  • Permanently plug or otherwise close the large-capacity cesspool in a way that ensures underground sources of drinking water are protected and is approved by the Utah UIC Program (40 CFR §§ 144.89(a) and 146.10(c)(1)).
  • Dispose of or otherwise manage any soil, gravel, sludge, liquids, or other materials removed from or adjacent to the large-capacity cesspool according to all applicable Federal, State, and local regulations and requirements (R317-7-6.6(B)) (See also 40 CFR §§ 144.89(a) and 146.10(c)(2)).
What are the Sanitary Waste Disposal Options After Closing Large-Capacity Cesspools?

There are numerous alternatives to the use of large-capacity cesspools. The following alternatives are some you might consider:

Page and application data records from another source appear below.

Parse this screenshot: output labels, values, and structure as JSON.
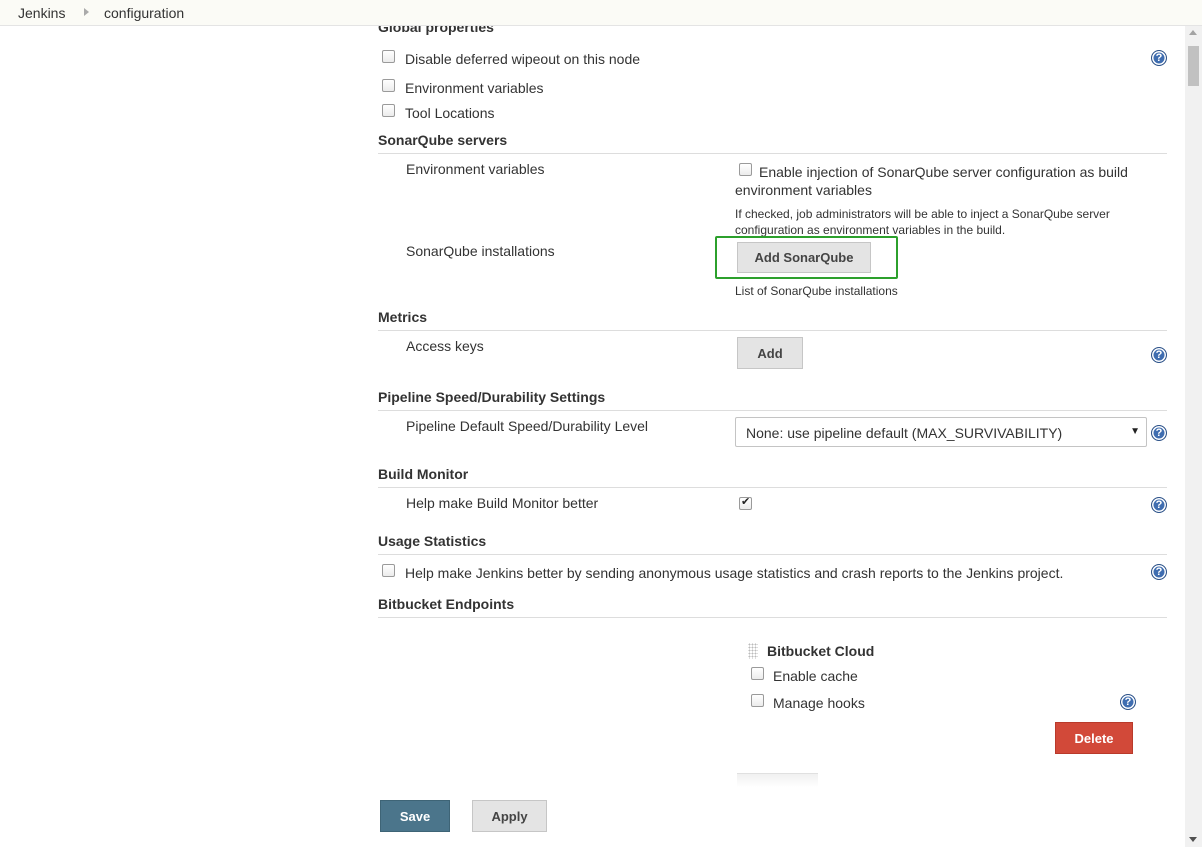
{
  "breadcrumb": {
    "items": [
      "Jenkins",
      "configuration"
    ]
  },
  "global_properties": {
    "header": "Global properties",
    "items": [
      "Disable deferred wipeout on this node",
      "Environment variables",
      "Tool Locations"
    ]
  },
  "sonarqube": {
    "header": "SonarQube servers",
    "env_label": "Environment variables",
    "env_checkbox_line1": "Enable injection of SonarQube server configuration as build",
    "env_checkbox_line2": "environment variables",
    "env_help_line1": "If checked, job administrators will be able to inject a SonarQube server",
    "env_help_line2": "configuration as environment variables in the build.",
    "installations_label": "SonarQube installations",
    "add_button": "Add SonarQube",
    "installations_desc": "List of SonarQube installations"
  },
  "metrics": {
    "header": "Metrics",
    "access_keys_label": "Access keys",
    "add_button": "Add"
  },
  "pipeline": {
    "header": "Pipeline Speed/Durability Settings",
    "level_label": "Pipeline Default Speed/Durability Level",
    "selected": "None: use pipeline default (MAX_SURVIVABILITY)"
  },
  "build_monitor": {
    "header": "Build Monitor",
    "label": "Help make Build Monitor better",
    "checked": true
  },
  "usage": {
    "header": "Usage Statistics",
    "label": "Help make Jenkins better by sending anonymous usage statistics and crash reports to the Jenkins project."
  },
  "bitbucket": {
    "header": "Bitbucket Endpoints",
    "cloud_title": "Bitbucket Cloud",
    "enable_cache": "Enable cache",
    "manage_hooks": "Manage hooks",
    "delete_button": "Delete"
  },
  "footer": {
    "save": "Save",
    "apply": "Apply"
  },
  "icons": {
    "help": "help-icon",
    "checkbox": "checkbox-icon",
    "drag": "drag-handle-icon",
    "dropdown": "chevron-down-icon"
  },
  "colors": {
    "accent": "#4b758b",
    "danger": "#d24939",
    "highlight": "#2ca02c",
    "help": "#3f6db0"
  }
}
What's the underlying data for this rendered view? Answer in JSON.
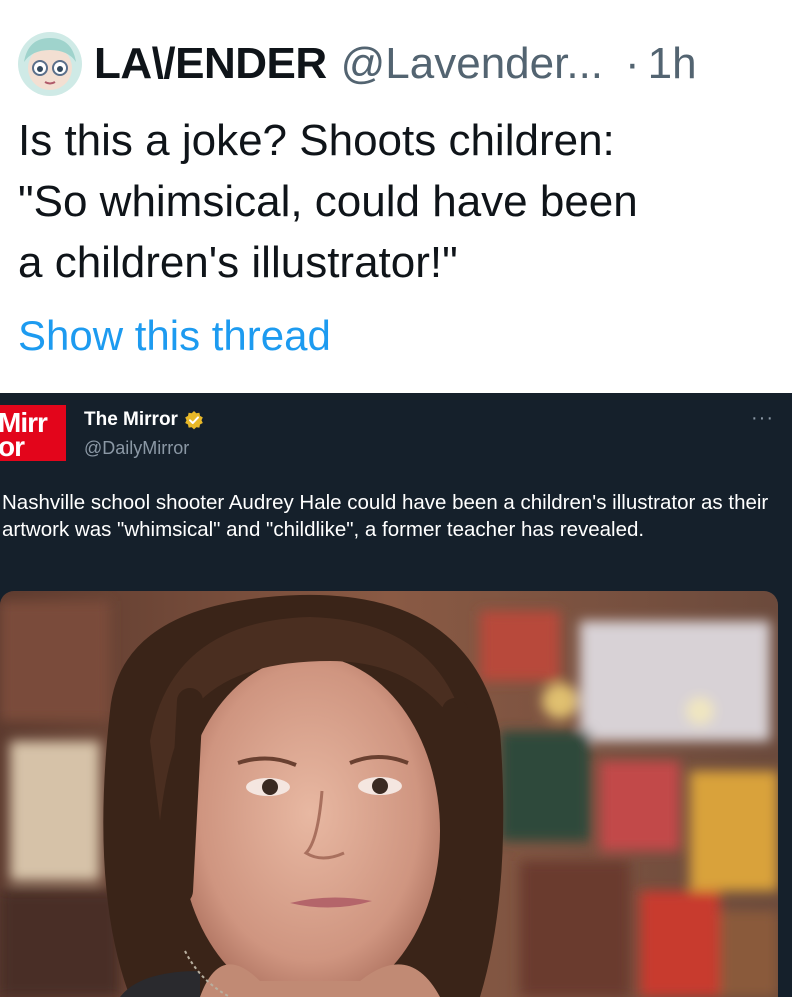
{
  "tweet": {
    "display_name": "LA\\/ENDER",
    "handle": "@Lavender...",
    "separator": "·",
    "time": "1h",
    "text": "Is this a joke? Shoots children:\n\"So whimsical, could have been\na children's illustrator!\"",
    "show_thread": "Show this thread"
  },
  "embed": {
    "logo_line1": "Mirr",
    "logo_line2": "or",
    "name": "The Mirror",
    "handle": "@DailyMirror",
    "more": "···",
    "text": "Nashville school shooter Audrey Hale could have been a children's illustrator as their artwork was \"whimsical\" and \"childlike\", a former teacher has revealed.",
    "photo_icon": "portrait-photo"
  },
  "colors": {
    "link": "#1d9bf0",
    "embed_bg": "#15202b",
    "mirror_red": "#e3051b",
    "verified_gold": "#e8b828"
  }
}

  • Sanitary Sewer Hookup: Contact the local sewer authority about the possibility of connecting your multi-family residential facility or non-residential facility to the sewer system. Often, system hookup may be available even though it was not an option when your home or building was first constructed. Because sanitary wastes are treated and disposed of properly, sewer hookup is the best option, both for you, and the environment. However, it can be expensive.
  • Holding Tanks: Store the sanitary waste in a holding tank. The tank is then periodically pumped out for proper disposal. You may minimize the amount of wastewater that has to be stored by implementing water conservation practices (e.g., using low flow shower heads and low flow toilets). In Utah, sewage holding tanks are subject to Utah Administrative Rules for Onsite Wastewater Systems. Please contact your Utah local health department for more information.
  • Large Underground Domestic Wastewater Disposal System: Large underground domestic wastewater disposal systems with a design flow rate of greater than 5,000 gallon per day of treated sanitary waste are subject to the Utah Administrative Rules for Large Underground Wastewater Disposal Systems. Please contact Ed Macauley of the Utah Division of Water Quality to discuss the construction requirements for these systems. These systems with a design flow rate of greater than 5,000 gallons per day are also regulated by the Utah UIC Program. Owner / operators of these systems are required to submit UIC Inventory Information prior to the construction of the system.
  • Package Plants: Small wastewater treatment systems, known as package plants, are designed to treat limited sewage flow from suburban residential developments, hotels, schools, and other relatively isolated wastewater sources. These package plants use prefabricated steel tanks and hold the wastewater for a longer duration as part of their wastewater treatment process. You are required to obtain permission or authorization to construct and use package plants. In addition, depending on local environmental conditions, you may be required to use certain alternatives to remove specific contaminants prior to discharging the wastewater into the environment.

This Web page represents a modification of an EPA Website to reflect Utah Administrative Rules and Requirements.

Contact Candace Cady with questions or comments.